→ WORK REQUIRED
Each line in the records that mentions the word "true" needs to be listed.

[Dataset rows for apps and sites]
--- START ---

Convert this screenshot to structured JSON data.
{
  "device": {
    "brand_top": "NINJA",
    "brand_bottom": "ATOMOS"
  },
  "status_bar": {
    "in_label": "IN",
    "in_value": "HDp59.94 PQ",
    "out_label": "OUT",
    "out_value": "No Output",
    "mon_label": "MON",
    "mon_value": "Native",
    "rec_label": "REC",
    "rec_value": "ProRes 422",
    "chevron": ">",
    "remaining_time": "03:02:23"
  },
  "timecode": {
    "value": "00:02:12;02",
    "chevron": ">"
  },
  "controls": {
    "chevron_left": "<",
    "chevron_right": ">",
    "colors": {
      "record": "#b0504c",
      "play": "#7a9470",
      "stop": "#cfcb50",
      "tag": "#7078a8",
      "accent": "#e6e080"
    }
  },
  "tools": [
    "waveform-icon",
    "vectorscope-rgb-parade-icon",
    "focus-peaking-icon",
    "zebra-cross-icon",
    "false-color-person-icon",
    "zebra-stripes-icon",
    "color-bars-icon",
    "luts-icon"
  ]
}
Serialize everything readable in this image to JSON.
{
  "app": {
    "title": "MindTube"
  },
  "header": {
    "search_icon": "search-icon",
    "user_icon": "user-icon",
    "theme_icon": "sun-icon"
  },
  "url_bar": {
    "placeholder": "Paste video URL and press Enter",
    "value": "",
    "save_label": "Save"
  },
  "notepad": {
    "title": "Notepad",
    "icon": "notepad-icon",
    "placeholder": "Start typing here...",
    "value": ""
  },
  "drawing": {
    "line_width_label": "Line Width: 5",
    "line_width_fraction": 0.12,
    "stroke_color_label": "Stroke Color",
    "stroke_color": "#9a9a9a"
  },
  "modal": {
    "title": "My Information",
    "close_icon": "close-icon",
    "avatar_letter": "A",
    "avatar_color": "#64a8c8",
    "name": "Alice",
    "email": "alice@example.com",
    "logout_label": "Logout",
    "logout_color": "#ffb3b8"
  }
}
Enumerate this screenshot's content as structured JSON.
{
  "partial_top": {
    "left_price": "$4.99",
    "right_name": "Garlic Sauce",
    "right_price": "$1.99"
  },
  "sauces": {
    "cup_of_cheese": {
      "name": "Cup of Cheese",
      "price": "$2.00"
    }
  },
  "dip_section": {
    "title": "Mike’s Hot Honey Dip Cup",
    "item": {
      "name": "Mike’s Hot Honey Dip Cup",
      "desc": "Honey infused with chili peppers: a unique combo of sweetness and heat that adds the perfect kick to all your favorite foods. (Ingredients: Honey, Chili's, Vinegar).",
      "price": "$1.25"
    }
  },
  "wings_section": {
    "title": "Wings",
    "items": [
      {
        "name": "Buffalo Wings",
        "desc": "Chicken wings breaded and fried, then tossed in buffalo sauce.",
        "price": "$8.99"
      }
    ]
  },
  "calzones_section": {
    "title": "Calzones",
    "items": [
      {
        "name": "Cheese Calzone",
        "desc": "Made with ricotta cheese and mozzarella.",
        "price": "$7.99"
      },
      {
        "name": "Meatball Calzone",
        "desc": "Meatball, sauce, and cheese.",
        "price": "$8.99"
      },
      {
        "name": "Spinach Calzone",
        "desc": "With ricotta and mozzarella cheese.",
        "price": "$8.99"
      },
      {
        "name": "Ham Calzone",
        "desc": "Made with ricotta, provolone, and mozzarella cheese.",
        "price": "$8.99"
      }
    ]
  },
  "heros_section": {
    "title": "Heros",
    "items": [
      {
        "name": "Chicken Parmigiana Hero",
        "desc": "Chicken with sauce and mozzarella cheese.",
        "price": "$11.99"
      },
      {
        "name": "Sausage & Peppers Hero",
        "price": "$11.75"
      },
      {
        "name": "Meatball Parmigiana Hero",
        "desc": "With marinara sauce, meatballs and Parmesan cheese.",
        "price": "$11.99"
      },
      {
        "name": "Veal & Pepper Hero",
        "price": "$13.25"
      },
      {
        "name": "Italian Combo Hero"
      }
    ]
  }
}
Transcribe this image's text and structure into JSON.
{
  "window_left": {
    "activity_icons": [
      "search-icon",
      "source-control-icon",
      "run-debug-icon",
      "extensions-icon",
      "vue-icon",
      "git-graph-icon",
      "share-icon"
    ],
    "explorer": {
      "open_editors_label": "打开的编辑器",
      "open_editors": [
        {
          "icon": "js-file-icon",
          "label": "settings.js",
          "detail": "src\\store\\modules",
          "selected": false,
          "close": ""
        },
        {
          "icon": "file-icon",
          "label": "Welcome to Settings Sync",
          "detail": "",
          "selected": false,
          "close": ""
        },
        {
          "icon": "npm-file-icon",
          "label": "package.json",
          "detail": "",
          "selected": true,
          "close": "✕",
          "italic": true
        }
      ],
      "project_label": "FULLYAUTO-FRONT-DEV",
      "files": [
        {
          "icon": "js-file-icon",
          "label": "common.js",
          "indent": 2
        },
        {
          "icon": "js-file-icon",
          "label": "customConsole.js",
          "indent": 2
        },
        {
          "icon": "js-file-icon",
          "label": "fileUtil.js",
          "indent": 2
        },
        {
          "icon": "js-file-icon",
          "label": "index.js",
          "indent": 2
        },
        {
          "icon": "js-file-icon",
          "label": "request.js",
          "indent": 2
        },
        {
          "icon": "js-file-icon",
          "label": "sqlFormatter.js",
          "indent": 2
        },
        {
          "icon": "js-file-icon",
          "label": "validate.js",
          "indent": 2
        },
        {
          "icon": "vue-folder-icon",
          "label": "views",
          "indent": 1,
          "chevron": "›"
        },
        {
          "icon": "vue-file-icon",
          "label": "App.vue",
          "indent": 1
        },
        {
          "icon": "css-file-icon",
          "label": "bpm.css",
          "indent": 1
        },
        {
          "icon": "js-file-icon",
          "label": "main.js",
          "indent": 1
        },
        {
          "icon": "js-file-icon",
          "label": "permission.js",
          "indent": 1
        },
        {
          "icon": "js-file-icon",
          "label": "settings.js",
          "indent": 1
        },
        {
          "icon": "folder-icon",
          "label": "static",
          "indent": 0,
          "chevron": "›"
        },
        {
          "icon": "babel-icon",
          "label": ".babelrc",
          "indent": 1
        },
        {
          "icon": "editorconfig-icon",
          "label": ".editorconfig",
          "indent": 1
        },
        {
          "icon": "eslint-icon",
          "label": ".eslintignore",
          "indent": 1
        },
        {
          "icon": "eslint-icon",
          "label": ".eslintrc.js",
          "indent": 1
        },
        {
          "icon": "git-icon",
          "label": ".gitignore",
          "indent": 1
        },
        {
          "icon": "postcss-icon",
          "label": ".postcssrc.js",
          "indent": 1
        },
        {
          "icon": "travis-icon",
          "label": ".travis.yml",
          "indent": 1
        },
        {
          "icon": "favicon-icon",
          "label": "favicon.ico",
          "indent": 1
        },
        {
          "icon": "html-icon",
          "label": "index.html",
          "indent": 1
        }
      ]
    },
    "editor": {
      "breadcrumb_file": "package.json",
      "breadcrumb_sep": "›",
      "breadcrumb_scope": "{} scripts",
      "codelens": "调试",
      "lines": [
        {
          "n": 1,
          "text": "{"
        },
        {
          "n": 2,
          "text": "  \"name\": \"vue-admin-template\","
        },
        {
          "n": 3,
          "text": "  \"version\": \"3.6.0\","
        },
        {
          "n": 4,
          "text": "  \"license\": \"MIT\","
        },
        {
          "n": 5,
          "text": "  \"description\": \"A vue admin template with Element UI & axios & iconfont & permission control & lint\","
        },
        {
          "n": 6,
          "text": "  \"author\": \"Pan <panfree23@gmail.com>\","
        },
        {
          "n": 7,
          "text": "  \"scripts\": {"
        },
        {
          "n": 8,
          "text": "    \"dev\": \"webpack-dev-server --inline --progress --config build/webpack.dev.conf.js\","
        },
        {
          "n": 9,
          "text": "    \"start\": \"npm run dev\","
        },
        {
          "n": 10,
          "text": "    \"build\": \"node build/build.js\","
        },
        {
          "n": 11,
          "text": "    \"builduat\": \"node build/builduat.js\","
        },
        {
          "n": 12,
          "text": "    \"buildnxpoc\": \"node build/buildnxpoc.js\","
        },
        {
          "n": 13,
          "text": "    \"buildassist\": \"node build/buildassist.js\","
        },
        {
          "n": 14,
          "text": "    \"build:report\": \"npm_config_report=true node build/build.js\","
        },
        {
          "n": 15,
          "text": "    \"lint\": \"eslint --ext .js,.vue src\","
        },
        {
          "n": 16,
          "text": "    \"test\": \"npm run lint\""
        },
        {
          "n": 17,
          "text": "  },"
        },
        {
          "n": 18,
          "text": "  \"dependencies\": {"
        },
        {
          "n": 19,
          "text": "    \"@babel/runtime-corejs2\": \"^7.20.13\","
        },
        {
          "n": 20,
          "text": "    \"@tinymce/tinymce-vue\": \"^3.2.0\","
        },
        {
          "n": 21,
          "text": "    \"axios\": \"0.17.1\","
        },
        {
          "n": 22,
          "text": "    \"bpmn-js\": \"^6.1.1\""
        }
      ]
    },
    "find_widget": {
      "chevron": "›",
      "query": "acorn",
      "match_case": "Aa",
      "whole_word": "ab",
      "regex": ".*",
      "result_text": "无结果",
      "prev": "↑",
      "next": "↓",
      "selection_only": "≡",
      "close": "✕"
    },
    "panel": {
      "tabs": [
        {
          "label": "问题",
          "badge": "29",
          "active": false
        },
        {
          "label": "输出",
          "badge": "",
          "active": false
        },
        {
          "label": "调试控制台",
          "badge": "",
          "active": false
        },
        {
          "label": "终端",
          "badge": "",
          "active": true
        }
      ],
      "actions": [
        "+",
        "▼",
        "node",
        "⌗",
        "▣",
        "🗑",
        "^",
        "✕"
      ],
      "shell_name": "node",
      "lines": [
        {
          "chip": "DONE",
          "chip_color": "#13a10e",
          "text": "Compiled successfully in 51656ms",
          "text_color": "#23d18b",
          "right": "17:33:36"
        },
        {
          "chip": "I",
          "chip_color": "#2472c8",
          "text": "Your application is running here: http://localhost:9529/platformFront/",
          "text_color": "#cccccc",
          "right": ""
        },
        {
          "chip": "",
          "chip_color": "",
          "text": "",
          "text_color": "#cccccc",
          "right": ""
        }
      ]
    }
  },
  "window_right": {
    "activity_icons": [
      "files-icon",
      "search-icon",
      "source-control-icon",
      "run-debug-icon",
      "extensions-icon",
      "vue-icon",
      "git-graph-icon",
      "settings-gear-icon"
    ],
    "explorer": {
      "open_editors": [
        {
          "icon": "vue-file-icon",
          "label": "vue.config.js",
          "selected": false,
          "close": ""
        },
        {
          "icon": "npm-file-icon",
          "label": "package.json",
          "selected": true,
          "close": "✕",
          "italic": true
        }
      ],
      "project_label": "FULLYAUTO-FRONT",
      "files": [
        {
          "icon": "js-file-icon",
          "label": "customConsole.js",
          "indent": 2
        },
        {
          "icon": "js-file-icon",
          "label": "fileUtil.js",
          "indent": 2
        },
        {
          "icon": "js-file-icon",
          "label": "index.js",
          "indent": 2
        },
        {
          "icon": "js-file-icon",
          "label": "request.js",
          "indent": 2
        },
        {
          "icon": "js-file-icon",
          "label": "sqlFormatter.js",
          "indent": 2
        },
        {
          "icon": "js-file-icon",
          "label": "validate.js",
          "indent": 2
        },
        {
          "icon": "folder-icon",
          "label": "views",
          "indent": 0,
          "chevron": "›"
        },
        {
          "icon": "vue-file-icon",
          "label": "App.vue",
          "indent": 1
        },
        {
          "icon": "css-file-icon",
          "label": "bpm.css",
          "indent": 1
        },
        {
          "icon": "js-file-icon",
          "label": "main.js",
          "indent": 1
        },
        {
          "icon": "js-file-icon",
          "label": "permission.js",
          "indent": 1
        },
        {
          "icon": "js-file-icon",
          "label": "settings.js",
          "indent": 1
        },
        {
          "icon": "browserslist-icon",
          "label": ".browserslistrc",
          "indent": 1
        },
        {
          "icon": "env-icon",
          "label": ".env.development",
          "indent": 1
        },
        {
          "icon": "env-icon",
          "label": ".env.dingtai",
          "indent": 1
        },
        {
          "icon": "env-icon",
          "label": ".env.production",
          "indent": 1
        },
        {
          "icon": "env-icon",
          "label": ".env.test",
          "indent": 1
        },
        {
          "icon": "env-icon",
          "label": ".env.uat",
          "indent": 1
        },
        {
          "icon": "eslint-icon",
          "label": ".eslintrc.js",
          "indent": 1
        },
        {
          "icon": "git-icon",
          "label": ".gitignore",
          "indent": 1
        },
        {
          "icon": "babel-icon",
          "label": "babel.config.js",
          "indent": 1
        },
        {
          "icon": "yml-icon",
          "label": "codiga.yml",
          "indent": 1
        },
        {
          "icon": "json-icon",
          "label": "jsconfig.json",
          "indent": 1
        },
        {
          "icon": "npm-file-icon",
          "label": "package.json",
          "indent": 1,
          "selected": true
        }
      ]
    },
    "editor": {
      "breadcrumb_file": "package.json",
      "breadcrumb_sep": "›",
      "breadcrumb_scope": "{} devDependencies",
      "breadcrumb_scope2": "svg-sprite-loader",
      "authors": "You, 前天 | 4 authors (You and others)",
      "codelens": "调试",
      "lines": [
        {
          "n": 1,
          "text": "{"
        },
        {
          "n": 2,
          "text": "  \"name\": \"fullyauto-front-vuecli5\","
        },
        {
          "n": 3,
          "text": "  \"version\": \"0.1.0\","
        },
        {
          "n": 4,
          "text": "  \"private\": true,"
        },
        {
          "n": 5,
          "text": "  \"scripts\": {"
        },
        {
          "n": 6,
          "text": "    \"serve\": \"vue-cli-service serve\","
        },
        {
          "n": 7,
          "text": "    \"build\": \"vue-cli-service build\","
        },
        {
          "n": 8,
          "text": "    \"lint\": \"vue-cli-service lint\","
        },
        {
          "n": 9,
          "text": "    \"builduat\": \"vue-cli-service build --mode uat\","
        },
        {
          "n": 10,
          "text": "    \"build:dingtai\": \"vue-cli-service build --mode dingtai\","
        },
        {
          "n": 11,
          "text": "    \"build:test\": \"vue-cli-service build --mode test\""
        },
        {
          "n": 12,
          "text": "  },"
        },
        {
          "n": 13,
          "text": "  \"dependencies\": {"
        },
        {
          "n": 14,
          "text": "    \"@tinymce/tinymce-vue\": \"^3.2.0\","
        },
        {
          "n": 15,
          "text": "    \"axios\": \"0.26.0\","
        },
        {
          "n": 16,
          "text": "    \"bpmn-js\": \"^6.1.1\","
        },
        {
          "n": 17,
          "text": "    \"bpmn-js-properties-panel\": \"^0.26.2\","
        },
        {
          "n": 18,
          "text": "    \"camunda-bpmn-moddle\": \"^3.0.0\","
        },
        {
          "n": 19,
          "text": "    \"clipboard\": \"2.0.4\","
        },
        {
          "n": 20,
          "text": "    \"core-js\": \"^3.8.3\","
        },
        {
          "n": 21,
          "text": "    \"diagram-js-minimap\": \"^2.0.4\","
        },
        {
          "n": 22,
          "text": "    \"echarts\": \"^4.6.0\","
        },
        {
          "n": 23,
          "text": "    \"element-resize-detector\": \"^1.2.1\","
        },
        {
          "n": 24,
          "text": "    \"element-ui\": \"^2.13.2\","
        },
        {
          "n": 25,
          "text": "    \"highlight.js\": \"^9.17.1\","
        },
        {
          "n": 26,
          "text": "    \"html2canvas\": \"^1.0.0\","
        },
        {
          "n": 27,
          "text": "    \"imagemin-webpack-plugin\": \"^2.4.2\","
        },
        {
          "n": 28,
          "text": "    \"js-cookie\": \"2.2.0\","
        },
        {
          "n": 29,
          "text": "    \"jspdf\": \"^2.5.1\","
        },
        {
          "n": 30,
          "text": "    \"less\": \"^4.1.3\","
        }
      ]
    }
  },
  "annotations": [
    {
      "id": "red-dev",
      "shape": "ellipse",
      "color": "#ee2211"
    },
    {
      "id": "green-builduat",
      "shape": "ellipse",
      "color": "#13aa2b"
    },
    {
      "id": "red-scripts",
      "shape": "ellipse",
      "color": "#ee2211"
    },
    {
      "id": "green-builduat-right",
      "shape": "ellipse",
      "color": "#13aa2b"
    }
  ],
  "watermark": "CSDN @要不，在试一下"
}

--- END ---

→ EXERCISE OUTPUT
          "selected": true,
          "italic": true
          "text": "    \"build:report\": \"npm_config_report=true node build/build.js\","
          "active": true
          "selected": true,
          "italic": true
          "selected": true
          "text": "  \"private\": true,"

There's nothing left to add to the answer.